Also, don't overlook good triode pushpull amps. They may not deliver all of the BIG, spacious sound, beautiful texture, and ambient decay (hall sound) of the best SETs (differences can be quite subtle), but, they have a lot of virtues of their own (punchy dynamics, tight bass).

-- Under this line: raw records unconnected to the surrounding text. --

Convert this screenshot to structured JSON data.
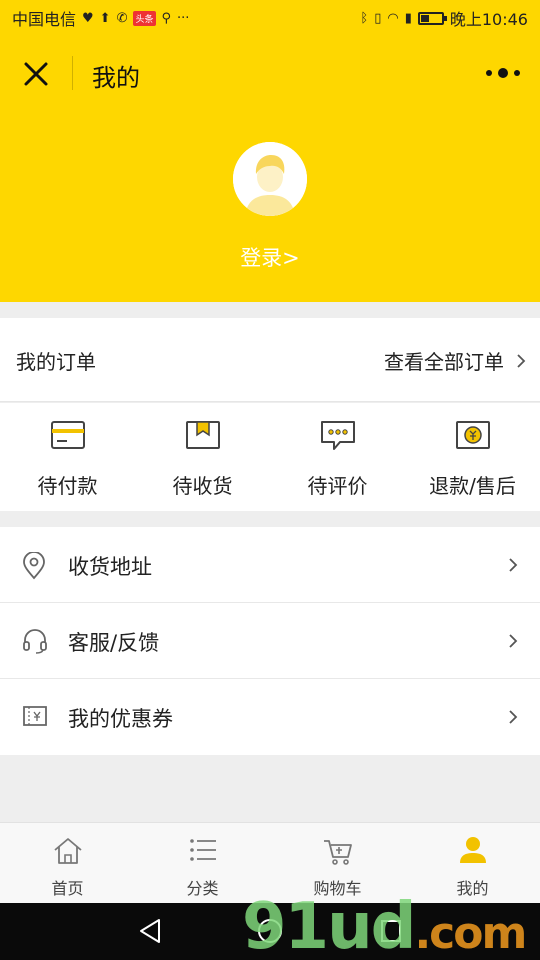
{
  "status_bar": {
    "carrier": "中国电信",
    "time": "晚上10:46",
    "badge": "头条"
  },
  "header": {
    "title": "我的",
    "login_label": "登录>"
  },
  "orders": {
    "title": "我的订单",
    "view_all": "查看全部订单",
    "items": [
      {
        "label": "待付款",
        "icon": "card-icon"
      },
      {
        "label": "待收货",
        "icon": "box-icon"
      },
      {
        "label": "待评价",
        "icon": "comment-icon"
      },
      {
        "label": "退款/售后",
        "icon": "refund-icon"
      }
    ]
  },
  "menu": [
    {
      "label": "收货地址",
      "icon": "location-icon"
    },
    {
      "label": "客服/反馈",
      "icon": "headset-icon"
    },
    {
      "label": "我的优惠券",
      "icon": "coupon-icon"
    }
  ],
  "tabbar": [
    {
      "label": "首页",
      "icon": "home-icon",
      "active": false
    },
    {
      "label": "分类",
      "icon": "list-icon",
      "active": false
    },
    {
      "label": "购物车",
      "icon": "cart-icon",
      "active": false
    },
    {
      "label": "我的",
      "icon": "user-icon",
      "active": true
    }
  ],
  "watermark": {
    "main": "91ud",
    "suffix": ".com"
  },
  "colors": {
    "accent": "#fed700",
    "icon_gray": "#555555",
    "tab_active": "#f2c200"
  }
}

Well that's a pretty good size space but 102 dB is pretty darn efficient. Its not quite double the size of my room (14 x 23) but I do have 8.5' ceilings. Assumming you've got 7.5' its less than 50% larger, but lets consider it twice as large for now. I found 9wpc 300b amps fine for moderate volume singer songwriter, soft rock, acoustic jazz stuff but the amps ran out of steam with more heavily layered material at somewhat higher volumes; with 89 dB Merlins (flat 6 ohm impedance). IIRC, each 3 dB increase in sensitivity is equivalent to doubling the power. So 89-92-95-98-101 That's about 16x more effective power, so the 300bs should be just fine and maybe even the 2A3s. There are lots of 300b amps out there and the cost of decent power tubes has dropped.
Swampwalkers calculations are close, but it is actually 20x so 2a3s and 45s are even more reliably "in the ballpark." It really is a matter of taste. 2a3s tend to be more lean (less upper bass/lower midrange) than 300bs, but more open on top and detailed sounding than 300bs (to me 300bs have a kind of blub, blub, blub bass response). 45s are sort of in the middle between 2a3s and 300b, in terms of leanness, and have a MUCH tighter bass response. They sound punchier in the bass than either actually, aside from the much lower overall output.
The overall sound of any amp can be altered somewhat by the choice of output tubes and the choice of the other tubes, so there is a range of adjustability. Also, with some 45 amps, you could replace the 45s with 2a3s, and perhaps adjust the bias for a little more current; this would mean running a 2a3 conservatively which would mean longer tube life. A friend of mine takes a 2a3 amp and biases the current down a bit and runs 45s hot. He likes the sound of 45s this way, but the tubes don't last very long (he has MANY spare 45s). There are lots of possibilities.
I am using a Yamamoto A-08s with my Zu Def 2s. With the original NU 45s, the amplifier struggled with large scale orchestral and choral works. The Emission Lab solid plate 45s that I now use give it a lot more oomph.
SETs get their capabilities from 3 things: Class A, triode, and reduced distortion at low power levels in the output transformer.
Push Pull amplifiers actually *increase* distortion as the power level falls to very low levels on account of the somewhat different behavior of their output transformers. Anytime distortion is increased, the masking effect of the human ear means that detail is obscured.
IOW its all about the transformer (its no problem to build a push-pull triode class A amplifier). But- take away the output transformer (get rid of it) and the argument against P-P vanishes.
At only 102db, unless you are just fine listening at relatively low levels, a 45 will not really produce enough power to be lifelike, although 45s otherwise sound quite impressive. It happens that in general, the smaller you make an SET, the better they sound (wider bandwidth). 10 years ago the 300b was king; 5 years ago the 2A3 had taken over but the 45 was already on its ascendancy...